February 01, 2014

The drowned world

I'm in Wales – just. For the next two weeks I'll be staying at the UK's only residential library, Gladstone's Library in Hawarden, Flintshire; they have granted me 'writer in residence' status, and it's here that I will begin my next project, a short, non-fiction book about rain. I say 'just', because I'm only a little way over the border; the road from Chester, where I got out of the train, to Hawarden runs for a short way along it: "Wales on yer left, England on yer right," as my Scouse cabbie explained. Eventually we swung left. "Yer in Wales now, love."

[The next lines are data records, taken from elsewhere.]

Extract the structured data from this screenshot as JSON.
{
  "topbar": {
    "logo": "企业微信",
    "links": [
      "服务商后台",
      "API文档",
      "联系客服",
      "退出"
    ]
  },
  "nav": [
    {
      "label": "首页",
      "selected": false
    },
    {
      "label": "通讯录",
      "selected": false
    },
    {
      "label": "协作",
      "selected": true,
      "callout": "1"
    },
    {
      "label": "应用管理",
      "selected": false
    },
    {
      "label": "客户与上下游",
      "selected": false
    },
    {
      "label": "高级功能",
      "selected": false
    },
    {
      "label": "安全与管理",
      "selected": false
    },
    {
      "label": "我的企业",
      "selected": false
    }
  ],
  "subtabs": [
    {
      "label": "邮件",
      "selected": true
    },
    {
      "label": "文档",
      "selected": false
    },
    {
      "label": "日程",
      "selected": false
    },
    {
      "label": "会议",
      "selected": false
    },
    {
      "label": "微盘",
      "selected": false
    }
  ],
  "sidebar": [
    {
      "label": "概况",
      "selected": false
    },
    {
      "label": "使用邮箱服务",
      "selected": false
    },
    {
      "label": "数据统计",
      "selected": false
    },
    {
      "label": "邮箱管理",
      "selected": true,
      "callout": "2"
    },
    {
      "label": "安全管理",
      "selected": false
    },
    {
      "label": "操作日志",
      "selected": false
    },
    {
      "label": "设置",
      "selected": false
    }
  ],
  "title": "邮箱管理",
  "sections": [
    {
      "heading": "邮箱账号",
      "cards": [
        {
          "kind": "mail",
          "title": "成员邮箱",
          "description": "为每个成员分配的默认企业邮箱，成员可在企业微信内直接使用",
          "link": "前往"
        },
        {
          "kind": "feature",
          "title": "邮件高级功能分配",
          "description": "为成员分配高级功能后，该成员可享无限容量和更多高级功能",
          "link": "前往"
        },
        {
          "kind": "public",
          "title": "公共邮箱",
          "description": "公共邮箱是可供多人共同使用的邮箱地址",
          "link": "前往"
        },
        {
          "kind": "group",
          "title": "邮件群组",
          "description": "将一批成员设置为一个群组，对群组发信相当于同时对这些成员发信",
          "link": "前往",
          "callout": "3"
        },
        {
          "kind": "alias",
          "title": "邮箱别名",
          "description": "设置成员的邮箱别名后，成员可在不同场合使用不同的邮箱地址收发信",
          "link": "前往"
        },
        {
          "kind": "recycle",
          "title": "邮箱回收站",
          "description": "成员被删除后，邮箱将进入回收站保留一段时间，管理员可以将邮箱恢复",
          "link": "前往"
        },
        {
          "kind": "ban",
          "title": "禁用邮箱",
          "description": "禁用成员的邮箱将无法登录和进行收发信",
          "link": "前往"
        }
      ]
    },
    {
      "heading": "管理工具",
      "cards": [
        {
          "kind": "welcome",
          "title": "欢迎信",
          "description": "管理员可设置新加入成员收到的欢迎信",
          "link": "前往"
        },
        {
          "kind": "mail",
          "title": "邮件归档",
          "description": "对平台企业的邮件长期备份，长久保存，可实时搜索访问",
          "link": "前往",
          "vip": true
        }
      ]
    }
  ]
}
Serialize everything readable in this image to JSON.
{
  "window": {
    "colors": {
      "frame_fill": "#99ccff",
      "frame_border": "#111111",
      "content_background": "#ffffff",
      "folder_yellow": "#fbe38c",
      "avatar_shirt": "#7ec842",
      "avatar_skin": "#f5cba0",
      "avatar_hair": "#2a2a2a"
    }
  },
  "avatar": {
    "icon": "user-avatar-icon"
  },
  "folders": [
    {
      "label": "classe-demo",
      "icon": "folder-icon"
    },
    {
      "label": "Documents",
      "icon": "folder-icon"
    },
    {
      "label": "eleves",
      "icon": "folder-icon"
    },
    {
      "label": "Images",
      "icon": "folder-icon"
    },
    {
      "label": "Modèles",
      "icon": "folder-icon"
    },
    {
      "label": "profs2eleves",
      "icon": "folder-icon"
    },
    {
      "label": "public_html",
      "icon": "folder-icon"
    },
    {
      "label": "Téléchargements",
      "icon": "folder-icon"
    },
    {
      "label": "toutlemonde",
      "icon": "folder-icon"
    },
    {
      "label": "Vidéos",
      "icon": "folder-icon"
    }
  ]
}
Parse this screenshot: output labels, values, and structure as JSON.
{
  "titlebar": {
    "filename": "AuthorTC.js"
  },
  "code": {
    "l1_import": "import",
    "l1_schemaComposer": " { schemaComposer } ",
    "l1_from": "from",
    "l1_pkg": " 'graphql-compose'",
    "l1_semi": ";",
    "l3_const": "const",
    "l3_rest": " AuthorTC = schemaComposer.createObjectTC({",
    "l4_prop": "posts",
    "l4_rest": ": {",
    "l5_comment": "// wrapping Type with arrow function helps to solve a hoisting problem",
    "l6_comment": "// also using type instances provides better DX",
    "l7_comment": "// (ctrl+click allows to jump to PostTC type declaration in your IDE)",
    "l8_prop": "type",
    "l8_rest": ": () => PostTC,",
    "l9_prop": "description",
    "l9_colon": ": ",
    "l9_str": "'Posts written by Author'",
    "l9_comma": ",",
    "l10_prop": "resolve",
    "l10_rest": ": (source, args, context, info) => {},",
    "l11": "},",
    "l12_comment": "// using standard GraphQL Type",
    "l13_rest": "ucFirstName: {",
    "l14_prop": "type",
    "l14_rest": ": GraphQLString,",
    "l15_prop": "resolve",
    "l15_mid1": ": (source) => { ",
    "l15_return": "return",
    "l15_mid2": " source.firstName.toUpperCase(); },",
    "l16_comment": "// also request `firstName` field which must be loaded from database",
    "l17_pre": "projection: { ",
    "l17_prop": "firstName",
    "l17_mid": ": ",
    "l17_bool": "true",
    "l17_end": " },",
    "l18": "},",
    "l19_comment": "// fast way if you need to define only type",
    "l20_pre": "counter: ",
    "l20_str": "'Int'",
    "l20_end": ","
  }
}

I got the train north from London Euston yesterday. It poured with rain all day, and the view from the window was dim and grey. The fields looked waterlogged; many had standing water, and here and there it picked out the ghosts of medieval ridge-and-furrow that would otherwise be lost to the eye. In one pasture a new river had formed, winding like loops of molten silver – or perhaps it was an old one that had come briefly back to life. Yet the south-west, we hear, is far worse; large parts of the Somerset Levels are entirely underwater and have been for a month, with accusations flying about whose fault it is and what must now be done. And still the rain comes. When I slept, last night, I dreamed the world outside the beautiful Library building was a calm and endless sea.

It would be easy to bring that dream of isolation into being, to live here for a fortnight without venturing outside – it really is that beautiful and that self-sufficient. But I wanted to understand where I was and to locate myself in the landscape, so this morning I put my hood up and went for a walk in the grounds of Hawarden Castle. I have a special permit from the Library that allows me to go into Bilberry (or 'Booberry') Woods, which are mostly mixed beech and sweet chestnut with some conifer. Pheasants squawked like rusty gates at my approach, and in the distance came the dull report of guns.

The woods were very wet. The dark trees dripped, and their trunks were green with algae. Everywhere the paths were thick with clinging mud. Where especially deep puddles had formed they had spread outwards like a bruise as people tried to find a firmer footing around it, churning the ground up more in the process. Here and there were stagnant pools lined with beech mast, and little rills were finding their own way between the trees. The sound of water was everywhere.

The Broughton brook flows through the wood and once powered a water mill, now a very beautiful ruin. Built in 1767 and used to grind corn, the huge, wooden undershot wheel is still in place, and there are tumbled cogs and millstones, too; you can see the sluice and remains of the millpond, too. As far as I can make out the last miller died in 1910.

This was cutting-edge technology in its day, and a brilliant use of the power of water. But somehow, in the last century, we've forgotten how to work with it; we build on flood plains, we let rivers silt up, we allow marshes to dry out. We think we can exclude water by the power of our wills – but water doesn't work like that, something our ancestors understood, but which we, with our greed and our strange modern amnesia, may well have to relearn.